In the data below, count how many lines contain "JSON" and give that number by itself.

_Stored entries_
⟨

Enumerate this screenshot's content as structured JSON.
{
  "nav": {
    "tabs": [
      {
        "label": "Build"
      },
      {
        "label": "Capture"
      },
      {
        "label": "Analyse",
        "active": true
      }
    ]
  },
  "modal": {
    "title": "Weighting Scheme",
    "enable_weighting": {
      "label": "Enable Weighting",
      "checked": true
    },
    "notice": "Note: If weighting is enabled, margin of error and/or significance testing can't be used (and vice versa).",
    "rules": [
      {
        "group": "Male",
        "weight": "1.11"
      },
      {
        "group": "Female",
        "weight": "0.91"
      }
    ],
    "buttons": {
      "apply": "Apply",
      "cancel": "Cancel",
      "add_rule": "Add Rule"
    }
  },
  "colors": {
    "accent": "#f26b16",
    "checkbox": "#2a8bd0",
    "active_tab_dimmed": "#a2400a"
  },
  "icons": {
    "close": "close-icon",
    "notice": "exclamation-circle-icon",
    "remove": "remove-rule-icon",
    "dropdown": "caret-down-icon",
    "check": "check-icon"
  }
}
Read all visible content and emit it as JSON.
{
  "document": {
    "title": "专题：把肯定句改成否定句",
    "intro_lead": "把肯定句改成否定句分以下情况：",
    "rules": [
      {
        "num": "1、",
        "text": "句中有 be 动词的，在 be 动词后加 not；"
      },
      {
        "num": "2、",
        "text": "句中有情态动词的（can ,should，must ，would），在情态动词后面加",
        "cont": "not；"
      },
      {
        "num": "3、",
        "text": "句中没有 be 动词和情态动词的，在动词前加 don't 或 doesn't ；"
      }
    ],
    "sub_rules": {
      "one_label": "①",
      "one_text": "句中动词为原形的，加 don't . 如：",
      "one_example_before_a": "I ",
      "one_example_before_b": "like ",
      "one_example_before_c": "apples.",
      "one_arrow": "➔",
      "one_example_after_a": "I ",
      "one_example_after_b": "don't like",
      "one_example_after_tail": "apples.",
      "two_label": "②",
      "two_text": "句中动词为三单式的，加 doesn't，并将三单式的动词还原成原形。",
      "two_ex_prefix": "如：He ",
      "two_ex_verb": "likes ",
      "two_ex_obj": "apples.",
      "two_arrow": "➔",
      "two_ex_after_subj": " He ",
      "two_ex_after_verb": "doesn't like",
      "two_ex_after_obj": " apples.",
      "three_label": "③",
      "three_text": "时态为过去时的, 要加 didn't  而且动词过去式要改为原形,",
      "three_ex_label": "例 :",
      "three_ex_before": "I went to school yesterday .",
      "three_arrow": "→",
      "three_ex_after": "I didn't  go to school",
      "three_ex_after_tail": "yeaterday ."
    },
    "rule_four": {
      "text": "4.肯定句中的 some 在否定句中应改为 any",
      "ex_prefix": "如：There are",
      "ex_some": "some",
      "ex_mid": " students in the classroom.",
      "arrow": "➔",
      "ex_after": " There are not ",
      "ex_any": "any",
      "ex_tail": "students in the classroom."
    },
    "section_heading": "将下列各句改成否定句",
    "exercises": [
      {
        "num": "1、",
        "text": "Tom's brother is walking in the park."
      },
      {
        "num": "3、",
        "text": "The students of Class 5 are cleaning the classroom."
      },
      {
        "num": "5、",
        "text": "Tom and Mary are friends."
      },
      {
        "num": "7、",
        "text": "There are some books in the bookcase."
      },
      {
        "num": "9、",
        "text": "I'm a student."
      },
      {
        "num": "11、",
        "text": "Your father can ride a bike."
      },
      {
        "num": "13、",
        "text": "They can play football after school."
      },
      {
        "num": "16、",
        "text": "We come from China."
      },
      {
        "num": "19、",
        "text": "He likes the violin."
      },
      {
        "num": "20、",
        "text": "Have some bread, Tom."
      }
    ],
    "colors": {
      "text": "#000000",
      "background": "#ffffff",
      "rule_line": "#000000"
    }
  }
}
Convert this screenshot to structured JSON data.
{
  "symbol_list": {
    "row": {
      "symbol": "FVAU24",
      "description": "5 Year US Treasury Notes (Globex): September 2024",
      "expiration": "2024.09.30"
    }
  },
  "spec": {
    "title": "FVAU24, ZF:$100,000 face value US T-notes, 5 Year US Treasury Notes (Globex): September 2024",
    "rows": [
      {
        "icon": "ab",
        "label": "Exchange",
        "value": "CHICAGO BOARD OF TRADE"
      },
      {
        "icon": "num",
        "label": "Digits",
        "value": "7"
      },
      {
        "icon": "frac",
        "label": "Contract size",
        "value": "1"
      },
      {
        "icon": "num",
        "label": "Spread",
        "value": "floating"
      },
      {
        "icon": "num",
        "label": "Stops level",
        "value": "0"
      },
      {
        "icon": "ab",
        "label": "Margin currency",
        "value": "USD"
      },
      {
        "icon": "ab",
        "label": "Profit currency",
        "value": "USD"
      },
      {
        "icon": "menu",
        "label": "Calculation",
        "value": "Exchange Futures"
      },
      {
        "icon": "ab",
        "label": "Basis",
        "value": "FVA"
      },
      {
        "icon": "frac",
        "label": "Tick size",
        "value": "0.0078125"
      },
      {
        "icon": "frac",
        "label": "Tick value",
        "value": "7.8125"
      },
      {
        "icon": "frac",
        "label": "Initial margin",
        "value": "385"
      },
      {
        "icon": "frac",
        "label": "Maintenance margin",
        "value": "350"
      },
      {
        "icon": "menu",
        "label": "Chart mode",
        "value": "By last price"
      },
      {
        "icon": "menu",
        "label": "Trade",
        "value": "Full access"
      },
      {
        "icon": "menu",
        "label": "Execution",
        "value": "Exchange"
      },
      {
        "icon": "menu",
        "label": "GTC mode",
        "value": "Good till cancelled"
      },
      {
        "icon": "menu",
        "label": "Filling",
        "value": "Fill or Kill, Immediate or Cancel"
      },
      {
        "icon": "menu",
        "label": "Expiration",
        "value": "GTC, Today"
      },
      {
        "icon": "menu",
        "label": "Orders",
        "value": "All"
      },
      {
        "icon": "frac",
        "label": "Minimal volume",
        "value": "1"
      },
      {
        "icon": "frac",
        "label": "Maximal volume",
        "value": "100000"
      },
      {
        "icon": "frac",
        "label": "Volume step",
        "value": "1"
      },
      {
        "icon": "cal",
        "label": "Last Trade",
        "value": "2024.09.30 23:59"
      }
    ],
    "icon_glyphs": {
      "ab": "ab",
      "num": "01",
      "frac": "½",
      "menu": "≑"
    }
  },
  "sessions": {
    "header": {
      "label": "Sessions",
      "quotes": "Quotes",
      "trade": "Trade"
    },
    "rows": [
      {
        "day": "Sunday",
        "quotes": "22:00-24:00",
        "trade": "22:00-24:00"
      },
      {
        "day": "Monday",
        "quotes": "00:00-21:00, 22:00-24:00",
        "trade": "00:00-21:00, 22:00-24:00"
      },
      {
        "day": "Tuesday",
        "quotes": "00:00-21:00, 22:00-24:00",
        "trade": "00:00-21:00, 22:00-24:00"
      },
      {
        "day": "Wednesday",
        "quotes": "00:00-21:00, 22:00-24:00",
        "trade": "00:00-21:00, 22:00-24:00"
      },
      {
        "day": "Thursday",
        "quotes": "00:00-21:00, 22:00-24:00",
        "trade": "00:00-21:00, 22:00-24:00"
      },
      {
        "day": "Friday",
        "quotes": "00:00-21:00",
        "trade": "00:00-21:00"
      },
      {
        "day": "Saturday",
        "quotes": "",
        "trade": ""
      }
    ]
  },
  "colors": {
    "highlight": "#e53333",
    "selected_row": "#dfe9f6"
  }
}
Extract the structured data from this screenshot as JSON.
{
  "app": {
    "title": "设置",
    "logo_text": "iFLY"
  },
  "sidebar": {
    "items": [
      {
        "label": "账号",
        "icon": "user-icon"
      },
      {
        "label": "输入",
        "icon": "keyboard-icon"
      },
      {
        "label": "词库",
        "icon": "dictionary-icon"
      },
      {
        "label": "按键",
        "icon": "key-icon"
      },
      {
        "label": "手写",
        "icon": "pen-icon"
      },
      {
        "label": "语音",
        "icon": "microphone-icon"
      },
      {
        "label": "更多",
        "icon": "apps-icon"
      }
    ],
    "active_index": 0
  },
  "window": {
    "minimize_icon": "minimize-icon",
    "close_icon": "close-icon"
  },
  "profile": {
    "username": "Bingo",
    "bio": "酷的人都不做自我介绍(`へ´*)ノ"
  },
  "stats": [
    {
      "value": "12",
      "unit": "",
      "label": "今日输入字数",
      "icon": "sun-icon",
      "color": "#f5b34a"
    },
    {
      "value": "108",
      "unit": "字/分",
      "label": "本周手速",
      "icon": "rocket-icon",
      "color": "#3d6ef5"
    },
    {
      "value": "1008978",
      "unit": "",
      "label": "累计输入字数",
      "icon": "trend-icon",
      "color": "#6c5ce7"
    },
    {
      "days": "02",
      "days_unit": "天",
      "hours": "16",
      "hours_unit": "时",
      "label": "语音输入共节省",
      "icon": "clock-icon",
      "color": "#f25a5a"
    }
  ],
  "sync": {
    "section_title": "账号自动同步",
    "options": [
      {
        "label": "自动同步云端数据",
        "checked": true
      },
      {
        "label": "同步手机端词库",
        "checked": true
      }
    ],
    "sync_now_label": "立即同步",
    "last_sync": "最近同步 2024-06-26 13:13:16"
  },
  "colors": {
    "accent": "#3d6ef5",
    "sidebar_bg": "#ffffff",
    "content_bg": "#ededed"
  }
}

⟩

_Exercise response_
4